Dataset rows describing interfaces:
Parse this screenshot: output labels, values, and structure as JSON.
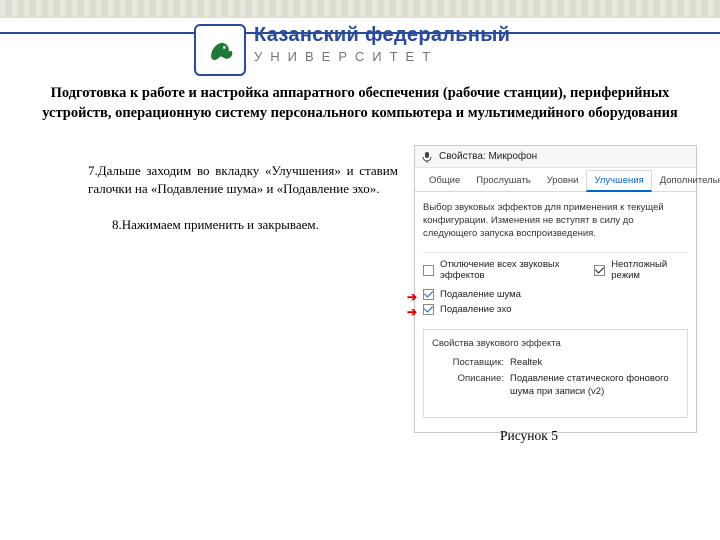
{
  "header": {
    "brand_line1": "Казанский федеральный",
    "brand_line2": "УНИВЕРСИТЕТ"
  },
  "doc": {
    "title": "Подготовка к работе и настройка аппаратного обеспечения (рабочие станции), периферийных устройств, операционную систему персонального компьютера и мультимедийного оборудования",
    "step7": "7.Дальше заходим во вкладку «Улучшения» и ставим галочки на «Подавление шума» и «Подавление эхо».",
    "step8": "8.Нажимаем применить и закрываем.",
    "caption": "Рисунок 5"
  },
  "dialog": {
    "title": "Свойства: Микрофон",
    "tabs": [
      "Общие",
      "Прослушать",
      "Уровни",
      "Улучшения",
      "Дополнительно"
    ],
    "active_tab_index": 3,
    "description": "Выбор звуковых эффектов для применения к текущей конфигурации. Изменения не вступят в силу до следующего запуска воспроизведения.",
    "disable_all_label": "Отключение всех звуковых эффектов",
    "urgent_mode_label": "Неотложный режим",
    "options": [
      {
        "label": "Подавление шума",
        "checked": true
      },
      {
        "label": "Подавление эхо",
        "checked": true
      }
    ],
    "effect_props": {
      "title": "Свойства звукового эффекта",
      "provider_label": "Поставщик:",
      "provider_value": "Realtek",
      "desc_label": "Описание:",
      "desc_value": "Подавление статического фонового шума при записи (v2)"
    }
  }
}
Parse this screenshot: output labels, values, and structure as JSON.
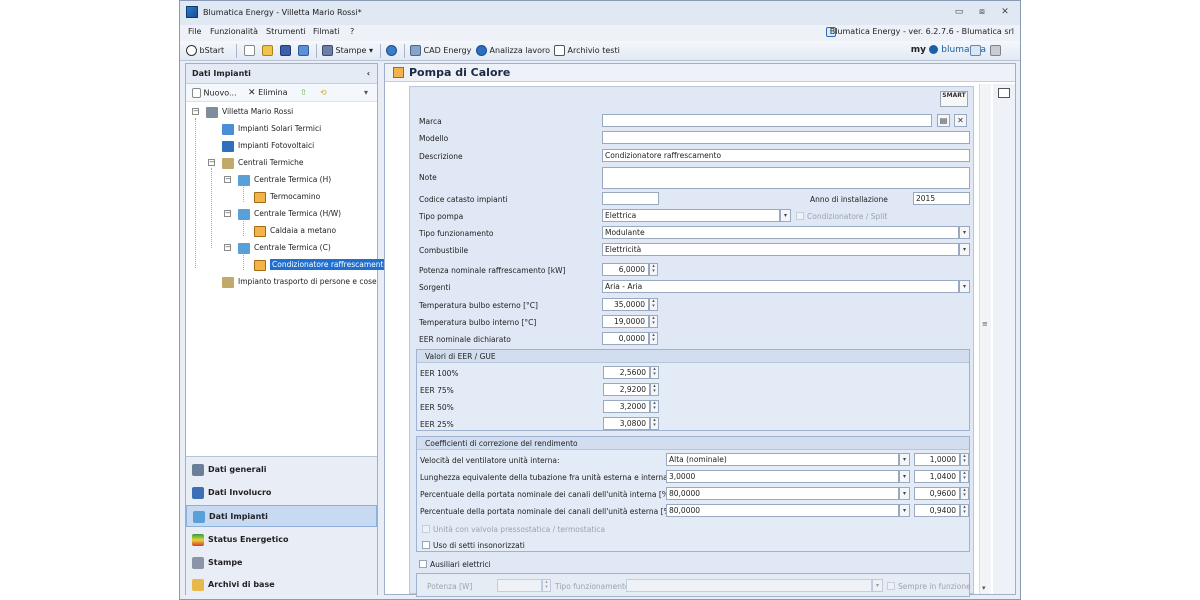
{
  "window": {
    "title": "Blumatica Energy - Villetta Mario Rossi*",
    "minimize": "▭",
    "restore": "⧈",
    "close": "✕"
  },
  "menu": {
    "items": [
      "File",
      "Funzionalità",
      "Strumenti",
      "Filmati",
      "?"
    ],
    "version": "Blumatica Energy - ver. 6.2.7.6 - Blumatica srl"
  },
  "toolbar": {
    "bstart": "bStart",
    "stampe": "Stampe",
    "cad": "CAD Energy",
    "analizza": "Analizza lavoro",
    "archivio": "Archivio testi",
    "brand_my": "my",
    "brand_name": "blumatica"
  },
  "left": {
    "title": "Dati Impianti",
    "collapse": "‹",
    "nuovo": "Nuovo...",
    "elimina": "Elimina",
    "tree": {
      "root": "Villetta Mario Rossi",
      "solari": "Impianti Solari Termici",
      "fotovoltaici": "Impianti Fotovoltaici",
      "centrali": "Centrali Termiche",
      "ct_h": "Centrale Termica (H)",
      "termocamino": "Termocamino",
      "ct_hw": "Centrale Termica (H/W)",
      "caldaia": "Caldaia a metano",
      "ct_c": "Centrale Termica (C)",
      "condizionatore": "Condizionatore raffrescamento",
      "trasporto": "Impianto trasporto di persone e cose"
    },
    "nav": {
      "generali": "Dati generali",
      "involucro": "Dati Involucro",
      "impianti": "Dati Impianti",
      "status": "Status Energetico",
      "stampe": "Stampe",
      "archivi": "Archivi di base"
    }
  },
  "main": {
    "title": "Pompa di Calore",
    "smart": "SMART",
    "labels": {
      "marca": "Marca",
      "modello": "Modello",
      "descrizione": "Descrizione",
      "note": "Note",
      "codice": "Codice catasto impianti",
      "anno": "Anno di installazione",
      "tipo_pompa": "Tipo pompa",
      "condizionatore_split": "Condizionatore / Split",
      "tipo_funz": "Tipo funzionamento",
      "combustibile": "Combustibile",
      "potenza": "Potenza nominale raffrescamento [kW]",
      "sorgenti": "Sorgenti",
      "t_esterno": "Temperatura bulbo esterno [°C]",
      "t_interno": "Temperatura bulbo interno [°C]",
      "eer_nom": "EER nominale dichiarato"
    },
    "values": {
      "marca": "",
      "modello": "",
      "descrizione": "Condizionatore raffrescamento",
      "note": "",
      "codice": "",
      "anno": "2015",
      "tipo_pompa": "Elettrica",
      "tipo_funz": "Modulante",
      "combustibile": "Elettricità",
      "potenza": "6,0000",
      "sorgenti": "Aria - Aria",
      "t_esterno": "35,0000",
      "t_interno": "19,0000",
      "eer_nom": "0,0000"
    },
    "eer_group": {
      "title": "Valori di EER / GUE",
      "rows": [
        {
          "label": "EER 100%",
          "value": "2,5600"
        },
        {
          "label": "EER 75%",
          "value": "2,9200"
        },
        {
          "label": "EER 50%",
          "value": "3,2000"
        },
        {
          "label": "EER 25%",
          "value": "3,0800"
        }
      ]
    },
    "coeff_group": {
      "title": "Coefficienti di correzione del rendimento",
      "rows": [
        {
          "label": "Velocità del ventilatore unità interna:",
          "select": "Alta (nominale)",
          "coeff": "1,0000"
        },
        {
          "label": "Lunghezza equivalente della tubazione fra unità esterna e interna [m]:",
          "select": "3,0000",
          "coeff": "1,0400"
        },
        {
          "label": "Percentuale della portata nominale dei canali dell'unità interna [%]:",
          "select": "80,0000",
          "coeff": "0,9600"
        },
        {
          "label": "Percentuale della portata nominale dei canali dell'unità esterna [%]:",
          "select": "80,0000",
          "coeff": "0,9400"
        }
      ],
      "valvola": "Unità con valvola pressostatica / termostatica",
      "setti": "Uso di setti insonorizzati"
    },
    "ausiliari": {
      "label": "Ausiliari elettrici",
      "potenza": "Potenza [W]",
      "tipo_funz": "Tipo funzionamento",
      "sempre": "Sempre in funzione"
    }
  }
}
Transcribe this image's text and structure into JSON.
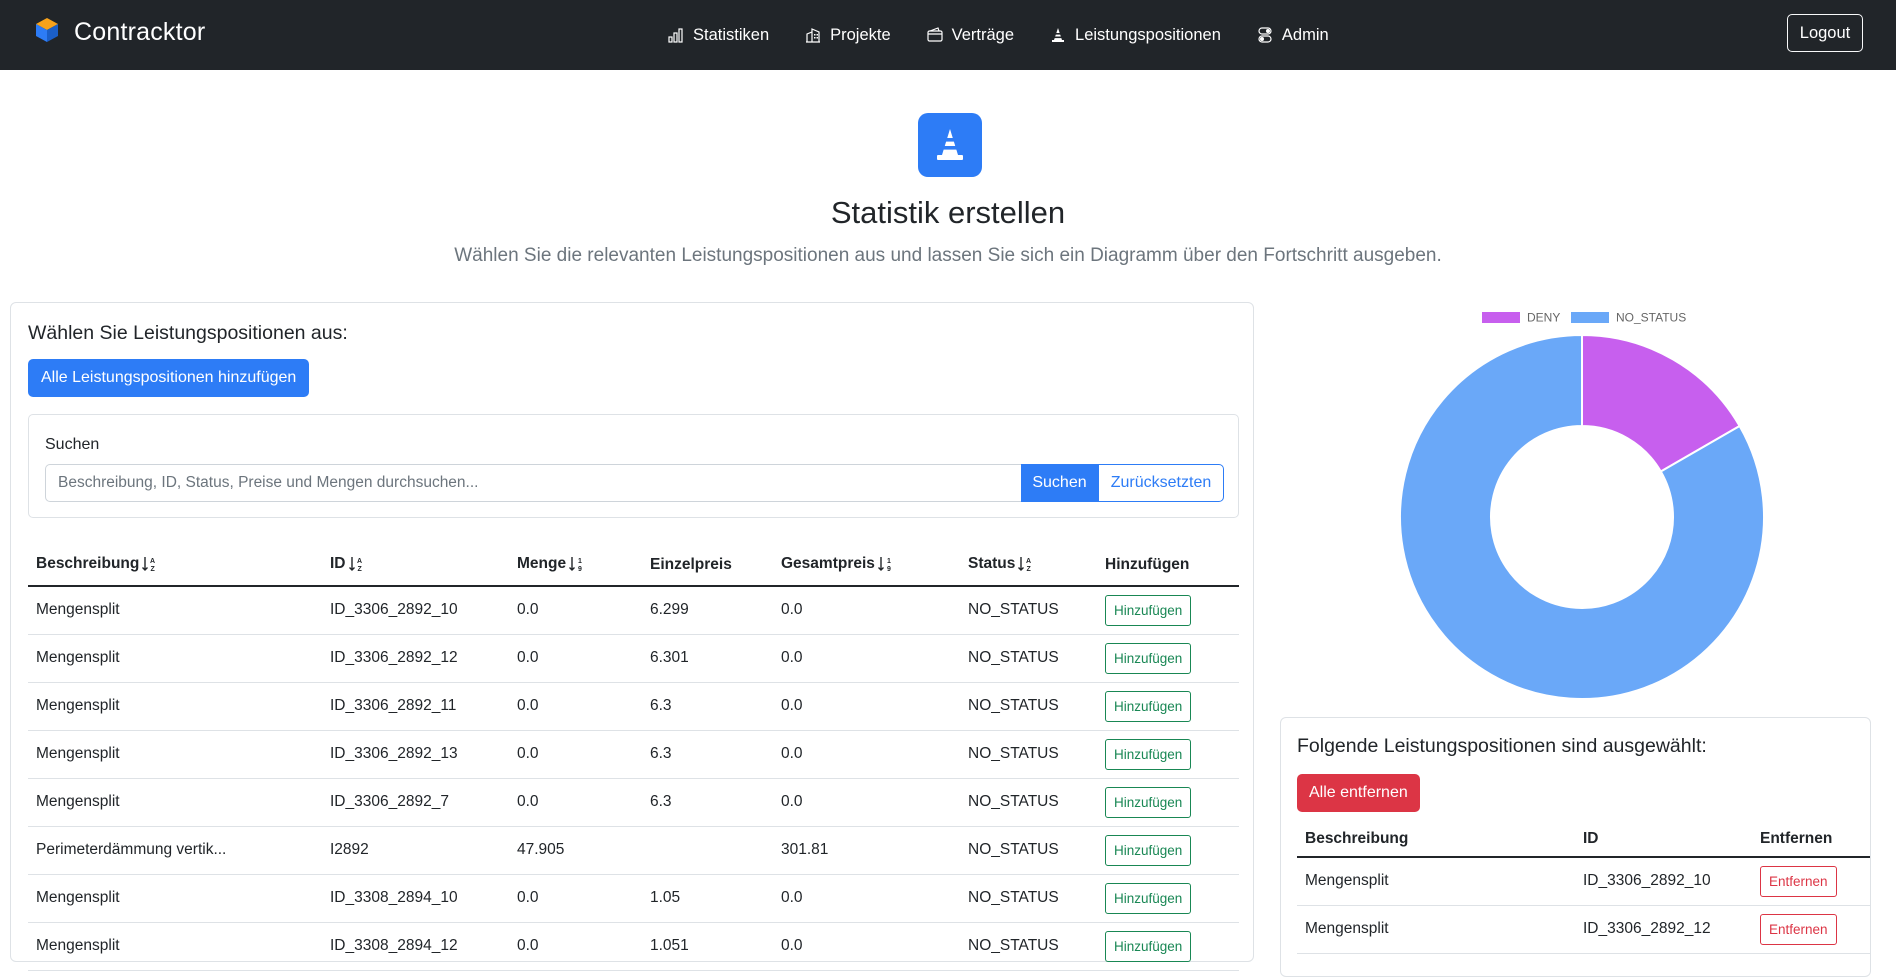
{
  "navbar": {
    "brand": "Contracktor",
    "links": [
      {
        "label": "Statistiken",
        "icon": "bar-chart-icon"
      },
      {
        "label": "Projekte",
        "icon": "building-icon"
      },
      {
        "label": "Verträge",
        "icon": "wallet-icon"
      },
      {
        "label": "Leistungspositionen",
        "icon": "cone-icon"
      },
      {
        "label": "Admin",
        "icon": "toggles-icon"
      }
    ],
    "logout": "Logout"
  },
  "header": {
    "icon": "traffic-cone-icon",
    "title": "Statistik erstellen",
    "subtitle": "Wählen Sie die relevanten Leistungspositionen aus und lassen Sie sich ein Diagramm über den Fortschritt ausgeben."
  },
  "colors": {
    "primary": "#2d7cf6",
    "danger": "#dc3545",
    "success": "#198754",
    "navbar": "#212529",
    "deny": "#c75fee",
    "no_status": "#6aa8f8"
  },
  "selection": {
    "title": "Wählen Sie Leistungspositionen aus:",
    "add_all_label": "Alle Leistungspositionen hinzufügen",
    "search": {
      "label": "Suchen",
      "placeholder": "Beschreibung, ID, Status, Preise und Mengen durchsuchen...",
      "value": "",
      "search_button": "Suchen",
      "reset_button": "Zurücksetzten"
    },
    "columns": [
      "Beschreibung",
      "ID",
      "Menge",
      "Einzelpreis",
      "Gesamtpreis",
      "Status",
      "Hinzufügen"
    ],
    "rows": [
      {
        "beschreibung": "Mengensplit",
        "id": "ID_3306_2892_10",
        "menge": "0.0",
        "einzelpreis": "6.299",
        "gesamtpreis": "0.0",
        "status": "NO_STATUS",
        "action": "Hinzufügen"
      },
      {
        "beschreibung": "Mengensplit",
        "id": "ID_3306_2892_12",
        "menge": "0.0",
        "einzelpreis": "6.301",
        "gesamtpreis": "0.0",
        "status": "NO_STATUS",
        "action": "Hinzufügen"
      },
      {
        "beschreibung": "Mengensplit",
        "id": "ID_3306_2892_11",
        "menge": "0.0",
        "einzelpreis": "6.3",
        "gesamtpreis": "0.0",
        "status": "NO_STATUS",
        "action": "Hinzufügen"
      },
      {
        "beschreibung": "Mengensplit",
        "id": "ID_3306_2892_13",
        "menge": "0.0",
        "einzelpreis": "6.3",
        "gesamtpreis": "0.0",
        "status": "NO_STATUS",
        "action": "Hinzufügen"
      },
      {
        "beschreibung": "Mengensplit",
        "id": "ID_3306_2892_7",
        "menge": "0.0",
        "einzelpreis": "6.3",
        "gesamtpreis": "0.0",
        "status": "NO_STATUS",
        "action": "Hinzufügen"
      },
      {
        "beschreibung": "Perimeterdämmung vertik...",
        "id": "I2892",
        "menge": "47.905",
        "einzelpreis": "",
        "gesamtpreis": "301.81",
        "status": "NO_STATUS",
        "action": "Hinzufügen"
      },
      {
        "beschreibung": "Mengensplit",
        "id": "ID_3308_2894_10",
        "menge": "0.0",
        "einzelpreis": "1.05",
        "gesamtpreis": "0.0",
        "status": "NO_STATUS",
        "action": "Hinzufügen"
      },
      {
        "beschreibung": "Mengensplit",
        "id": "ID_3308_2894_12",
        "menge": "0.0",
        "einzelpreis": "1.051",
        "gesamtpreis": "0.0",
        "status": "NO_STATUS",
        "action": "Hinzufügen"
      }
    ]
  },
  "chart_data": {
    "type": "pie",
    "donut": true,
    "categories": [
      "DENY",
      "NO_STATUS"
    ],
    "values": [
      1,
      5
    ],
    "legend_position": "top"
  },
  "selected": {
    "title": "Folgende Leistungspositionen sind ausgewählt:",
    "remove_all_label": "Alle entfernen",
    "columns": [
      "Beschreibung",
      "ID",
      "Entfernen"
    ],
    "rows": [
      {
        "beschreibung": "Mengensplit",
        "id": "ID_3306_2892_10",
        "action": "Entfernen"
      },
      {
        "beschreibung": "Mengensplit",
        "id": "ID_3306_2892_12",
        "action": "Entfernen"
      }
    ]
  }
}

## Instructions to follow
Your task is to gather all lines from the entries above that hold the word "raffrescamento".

## Your solution
      "condizionatore": "Condizionatore raffrescamento",
      "potenza": "Potenza nominale raffrescamento [kW]",
      "descrizione": "Condizionatore raffrescamento",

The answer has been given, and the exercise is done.